RHIC Electron Cooling Group
Diamond Amplified Photocathode principles
Brookhaven National Laboratory (BNL) has an ongoing effort to develop an electron amplifier based on secondary electron emission from diamond. This amplifier will be used in conjunction with a photocathode to produce a high-brightness, high-average-current electron source for accelerators, including the electron cooler for BNL’s Relativistic Heavy Ion Collider (RHIC). This program has already demonstrated significant electron gain (over 300), and has the potential revolutionize photoinjector design and cathode development, by increasing the effective quantum efficiency of a cathode to over 1000%. The diamond will also act as a vacuum barrier, protecting the photocathode from contamination by the accelerator vacuum. The electrons emitted from diamond are expected to be “cold”, as the electrons thermalize to the bottom of the diamond conduction band – leading to a low thermal emittance.

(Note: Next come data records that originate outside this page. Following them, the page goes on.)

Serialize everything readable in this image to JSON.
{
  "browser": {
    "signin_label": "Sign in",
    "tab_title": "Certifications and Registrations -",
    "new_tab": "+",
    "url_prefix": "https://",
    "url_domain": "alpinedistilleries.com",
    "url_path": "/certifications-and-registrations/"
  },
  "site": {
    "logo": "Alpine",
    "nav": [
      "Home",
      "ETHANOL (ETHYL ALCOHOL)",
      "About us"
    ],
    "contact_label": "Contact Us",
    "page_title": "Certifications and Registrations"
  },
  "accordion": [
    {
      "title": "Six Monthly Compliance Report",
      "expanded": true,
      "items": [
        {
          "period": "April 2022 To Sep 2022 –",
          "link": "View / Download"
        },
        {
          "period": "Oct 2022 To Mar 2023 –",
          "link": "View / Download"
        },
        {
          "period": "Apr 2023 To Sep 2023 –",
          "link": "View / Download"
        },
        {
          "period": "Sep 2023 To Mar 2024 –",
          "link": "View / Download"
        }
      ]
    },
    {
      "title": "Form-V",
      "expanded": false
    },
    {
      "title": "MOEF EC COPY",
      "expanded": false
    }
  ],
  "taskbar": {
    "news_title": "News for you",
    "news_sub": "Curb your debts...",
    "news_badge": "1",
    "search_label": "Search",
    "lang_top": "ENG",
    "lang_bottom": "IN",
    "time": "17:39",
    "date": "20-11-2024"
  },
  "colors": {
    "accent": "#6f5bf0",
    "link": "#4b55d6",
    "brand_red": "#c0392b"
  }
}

The principle of the photo-multiplying cathode is as follows: The electrons in this gun can be generated by laser light illuminating a photocathode. In the figure, the laser light is introduced through a transparent window to the back of the photocathode, which is assumed to be appropriately thin. The cathode will be situated behind a thin (~30 micron), specially prepared diamond window. A DC voltage is applied between the photocathode and a thin metal layer on the diamond. The electrons are accelerated by this field to a few keV and strike the diamond. The electrons are stopped rapidly, generating a cascade of secondary electrons (depending on the primary energy). The secondary electrons drift through the diamond under the RF electric field of the cavity. The surface of the diamond on the superconducting cavity side is specially prepared by hydrogen bonding to be a Negative Electron Affinity (NEA) surface. Since the electrons are thermalized in passage through the diamond to sub eV temperature, the NEA surface allows them to exit the diamond with a very low thermal emittance.
Last Modified: March 3, 2011